As technology advances, so does the manufacturing process for producing shoes.
One such process is the Direct Injection Process (DIP) technology, which involves injecting molten material directly into the shoe mold.
While this technology has several benefits, including durability and flexibility, it also has some drawbacks that manufacturers must consider when making kids’ shoes.
In this article, we will discuss the disadvantages of making kids’ shoes with DIP technology.
One of the most significant disadvantages of using DIP technology is the higher production costs compared to traditional shoe-making methods.
This is because DIP technology requires specialized equipment and expertise, which can result in higher production costs.
For smaller manufacturers or those with limited resources, this can be a significant barrier to entry.

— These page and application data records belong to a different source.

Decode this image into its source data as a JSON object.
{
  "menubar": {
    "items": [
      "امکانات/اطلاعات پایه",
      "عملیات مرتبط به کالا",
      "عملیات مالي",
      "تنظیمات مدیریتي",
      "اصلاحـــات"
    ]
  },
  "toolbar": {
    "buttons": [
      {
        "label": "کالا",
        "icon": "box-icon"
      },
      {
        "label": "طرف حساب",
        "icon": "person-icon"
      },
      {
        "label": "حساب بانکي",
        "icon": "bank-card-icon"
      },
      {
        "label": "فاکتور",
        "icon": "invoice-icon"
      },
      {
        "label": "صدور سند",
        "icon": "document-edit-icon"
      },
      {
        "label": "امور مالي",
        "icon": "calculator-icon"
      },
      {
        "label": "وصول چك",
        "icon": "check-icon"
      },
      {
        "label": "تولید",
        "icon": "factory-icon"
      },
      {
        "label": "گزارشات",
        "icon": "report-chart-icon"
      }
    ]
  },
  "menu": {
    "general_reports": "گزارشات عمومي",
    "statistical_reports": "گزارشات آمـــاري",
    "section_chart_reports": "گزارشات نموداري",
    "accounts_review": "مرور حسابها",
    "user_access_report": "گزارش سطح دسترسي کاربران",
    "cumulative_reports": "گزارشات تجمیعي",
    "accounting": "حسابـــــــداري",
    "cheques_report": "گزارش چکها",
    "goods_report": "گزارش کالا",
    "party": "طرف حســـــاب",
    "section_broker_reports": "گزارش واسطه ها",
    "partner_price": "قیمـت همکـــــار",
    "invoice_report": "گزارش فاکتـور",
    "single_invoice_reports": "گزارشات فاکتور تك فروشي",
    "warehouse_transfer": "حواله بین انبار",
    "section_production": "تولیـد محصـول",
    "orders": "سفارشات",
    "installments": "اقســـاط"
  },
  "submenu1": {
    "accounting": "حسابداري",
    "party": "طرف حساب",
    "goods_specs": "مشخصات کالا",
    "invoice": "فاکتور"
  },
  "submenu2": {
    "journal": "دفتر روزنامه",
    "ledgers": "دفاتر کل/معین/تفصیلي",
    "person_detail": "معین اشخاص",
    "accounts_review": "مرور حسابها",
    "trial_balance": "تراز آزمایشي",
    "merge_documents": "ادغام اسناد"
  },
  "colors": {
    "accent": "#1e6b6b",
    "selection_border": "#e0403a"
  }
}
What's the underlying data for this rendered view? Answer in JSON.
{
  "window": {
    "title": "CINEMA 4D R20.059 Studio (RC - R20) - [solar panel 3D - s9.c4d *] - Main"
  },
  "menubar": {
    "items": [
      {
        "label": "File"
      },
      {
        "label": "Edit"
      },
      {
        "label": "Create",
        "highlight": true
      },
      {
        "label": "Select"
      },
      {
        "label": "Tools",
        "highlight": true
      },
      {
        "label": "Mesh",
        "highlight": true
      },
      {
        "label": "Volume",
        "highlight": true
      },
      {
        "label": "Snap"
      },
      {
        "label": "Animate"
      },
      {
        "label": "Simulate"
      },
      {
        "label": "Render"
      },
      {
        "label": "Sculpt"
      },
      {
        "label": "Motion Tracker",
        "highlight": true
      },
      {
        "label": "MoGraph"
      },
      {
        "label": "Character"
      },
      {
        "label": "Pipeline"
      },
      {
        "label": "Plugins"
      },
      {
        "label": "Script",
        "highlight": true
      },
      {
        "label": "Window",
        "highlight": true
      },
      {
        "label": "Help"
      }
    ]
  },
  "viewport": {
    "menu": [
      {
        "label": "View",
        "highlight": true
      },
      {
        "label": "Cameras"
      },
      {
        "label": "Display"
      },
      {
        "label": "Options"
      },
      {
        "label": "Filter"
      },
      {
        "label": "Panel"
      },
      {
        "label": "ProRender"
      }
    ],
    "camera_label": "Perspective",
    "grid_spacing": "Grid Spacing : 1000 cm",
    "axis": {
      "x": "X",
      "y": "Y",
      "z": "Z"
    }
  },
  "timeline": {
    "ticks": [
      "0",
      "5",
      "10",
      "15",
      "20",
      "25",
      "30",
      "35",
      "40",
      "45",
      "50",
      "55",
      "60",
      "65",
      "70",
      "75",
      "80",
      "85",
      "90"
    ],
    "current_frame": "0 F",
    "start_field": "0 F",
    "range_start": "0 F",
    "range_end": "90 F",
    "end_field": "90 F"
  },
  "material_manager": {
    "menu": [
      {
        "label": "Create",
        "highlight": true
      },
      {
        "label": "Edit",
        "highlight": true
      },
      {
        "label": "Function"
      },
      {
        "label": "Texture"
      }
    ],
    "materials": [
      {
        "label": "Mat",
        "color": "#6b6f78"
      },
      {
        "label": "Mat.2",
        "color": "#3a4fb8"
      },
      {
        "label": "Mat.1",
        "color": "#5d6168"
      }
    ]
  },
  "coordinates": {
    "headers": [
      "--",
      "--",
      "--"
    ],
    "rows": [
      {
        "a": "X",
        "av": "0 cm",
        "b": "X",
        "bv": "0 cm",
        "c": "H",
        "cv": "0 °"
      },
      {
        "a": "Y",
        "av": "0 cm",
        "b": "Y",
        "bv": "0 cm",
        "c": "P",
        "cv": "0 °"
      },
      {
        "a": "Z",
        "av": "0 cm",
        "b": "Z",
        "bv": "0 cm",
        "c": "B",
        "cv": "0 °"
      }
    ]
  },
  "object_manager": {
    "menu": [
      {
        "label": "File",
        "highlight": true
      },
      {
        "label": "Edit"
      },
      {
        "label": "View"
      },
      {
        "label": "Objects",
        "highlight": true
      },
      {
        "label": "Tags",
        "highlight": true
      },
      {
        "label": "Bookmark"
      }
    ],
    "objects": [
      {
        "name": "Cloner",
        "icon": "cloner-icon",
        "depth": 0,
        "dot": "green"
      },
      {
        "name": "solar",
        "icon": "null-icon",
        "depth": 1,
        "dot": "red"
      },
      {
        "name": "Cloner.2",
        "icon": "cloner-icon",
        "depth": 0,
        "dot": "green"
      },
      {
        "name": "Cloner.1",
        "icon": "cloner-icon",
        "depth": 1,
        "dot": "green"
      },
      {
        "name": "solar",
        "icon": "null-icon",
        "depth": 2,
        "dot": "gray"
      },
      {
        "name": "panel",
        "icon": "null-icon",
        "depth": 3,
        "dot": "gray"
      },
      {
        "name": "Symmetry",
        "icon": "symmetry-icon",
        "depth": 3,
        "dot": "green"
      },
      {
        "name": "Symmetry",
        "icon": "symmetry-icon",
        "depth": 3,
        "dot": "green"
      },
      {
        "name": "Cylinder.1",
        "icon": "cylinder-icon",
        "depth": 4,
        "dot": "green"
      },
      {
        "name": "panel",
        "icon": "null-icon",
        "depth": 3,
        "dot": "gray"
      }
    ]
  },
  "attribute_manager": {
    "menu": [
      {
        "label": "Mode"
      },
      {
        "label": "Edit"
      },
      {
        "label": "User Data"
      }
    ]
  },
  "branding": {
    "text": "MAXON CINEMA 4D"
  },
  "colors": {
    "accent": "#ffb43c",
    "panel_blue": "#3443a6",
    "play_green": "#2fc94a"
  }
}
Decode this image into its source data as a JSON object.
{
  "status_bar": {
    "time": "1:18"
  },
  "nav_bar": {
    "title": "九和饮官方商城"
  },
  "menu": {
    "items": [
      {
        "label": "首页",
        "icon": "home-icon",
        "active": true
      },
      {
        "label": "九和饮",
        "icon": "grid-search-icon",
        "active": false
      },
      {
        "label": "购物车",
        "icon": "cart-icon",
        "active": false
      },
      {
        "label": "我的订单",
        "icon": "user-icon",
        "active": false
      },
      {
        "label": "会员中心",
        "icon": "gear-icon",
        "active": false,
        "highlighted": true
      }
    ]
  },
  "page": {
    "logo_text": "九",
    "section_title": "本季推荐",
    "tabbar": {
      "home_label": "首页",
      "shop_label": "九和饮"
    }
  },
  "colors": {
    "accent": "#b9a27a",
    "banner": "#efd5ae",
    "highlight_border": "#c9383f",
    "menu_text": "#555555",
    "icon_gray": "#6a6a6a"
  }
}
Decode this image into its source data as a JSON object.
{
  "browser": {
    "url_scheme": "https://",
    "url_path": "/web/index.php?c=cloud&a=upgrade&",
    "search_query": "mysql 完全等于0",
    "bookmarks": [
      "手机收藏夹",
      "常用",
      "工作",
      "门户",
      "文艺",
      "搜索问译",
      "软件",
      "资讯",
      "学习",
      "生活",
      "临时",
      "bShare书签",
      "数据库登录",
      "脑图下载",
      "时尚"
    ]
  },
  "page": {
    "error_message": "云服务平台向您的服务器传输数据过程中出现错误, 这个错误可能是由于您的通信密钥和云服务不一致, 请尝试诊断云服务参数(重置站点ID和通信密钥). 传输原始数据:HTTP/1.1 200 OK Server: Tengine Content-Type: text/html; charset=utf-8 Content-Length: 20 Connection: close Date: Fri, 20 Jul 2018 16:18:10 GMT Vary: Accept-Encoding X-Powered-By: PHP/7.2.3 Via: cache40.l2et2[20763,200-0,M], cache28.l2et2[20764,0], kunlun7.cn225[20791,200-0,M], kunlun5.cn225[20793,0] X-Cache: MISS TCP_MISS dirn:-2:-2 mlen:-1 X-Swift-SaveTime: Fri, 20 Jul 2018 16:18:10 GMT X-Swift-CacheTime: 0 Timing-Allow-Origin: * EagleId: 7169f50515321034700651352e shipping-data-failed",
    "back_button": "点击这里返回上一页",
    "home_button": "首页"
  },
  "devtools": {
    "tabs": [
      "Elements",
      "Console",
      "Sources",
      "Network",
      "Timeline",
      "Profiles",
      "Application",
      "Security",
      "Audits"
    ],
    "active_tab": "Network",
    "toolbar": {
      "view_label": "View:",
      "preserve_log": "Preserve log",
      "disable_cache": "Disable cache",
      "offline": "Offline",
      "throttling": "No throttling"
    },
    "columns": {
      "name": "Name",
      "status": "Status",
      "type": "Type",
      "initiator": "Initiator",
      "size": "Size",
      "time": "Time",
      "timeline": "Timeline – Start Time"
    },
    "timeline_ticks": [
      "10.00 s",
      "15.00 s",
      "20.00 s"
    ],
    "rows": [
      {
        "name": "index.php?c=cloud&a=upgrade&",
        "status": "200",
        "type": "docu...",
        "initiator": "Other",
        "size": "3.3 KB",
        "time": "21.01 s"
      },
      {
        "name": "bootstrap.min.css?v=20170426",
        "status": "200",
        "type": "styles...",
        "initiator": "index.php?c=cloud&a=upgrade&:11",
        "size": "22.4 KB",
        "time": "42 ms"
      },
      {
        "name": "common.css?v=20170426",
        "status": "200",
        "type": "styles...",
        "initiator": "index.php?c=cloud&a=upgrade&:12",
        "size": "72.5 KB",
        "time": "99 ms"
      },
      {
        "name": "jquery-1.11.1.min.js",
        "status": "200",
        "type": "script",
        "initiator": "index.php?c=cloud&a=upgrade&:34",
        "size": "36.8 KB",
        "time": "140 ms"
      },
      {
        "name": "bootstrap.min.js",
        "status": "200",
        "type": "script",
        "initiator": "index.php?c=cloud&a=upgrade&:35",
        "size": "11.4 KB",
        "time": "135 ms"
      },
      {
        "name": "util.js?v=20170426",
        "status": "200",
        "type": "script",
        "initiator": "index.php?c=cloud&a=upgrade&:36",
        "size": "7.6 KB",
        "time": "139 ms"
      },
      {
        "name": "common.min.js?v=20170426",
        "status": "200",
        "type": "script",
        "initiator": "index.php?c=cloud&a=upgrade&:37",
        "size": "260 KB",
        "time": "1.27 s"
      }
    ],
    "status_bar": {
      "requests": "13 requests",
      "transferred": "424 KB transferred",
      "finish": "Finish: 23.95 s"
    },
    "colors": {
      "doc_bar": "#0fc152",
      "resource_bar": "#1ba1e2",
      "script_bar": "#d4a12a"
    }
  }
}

II. Limited Material Selection
Another disadvantage of DIP technology is the limited material selection.
DIP technology is limited to specific materials, such as polyurethane, which may not be suitable for all types of shoes.
This limits the design and material options available to manufacturers and designers, which can be a significant drawback for those looking to create unique and diverse shoe designs.
III. Lead Time
DIP technology is a time-consuming process that requires precision and accuracy in molding and injection.
This can result in longer lead times for production, making it difficult for manufacturers to meet tight delivery schedules.
For those who require a quick turnaround time, DIP technology may not be the best option.
IV. Initial Investment
The equipment and technology required for DIP production can be expensive, requiring a significant initial investment for manufacturers.
This can be a barrier to entry for smaller manufacturers or those with limited resources. Yet, once the initial investment is made, the technology can help to reduce long-term costs.
DIP technology is a complex process that requires a high level of skill and expertise to operate effectively.
This can result in a higher rate of defects or production issues, especially for manufacturers who are not familiar with the technology.
Additionally, the process requires a high level of automation, which can increase costs and reduce flexibility.
DIP equipment and technology require regular maintenance and repairs, which can result in additional costs and downtime for manufacturers.
This can be a significant disadvantage for those who require a quick turnaround time or have limited resources for maintenance and repairs.
In conclusion, while DIP technology has several advantages in kids’ shoe production, it also has some disadvantages.
These include higher production costs, limited material selection, longer lead times, significant initial investment, complexity, and maintenance requirements.
Manufacturers must weigh the benefits and drawbacks carefully before making a decision to adopt the technology.
While the technology can help to improve the quality and durability of shoes, it may not be the best option for all manufacturers and designers.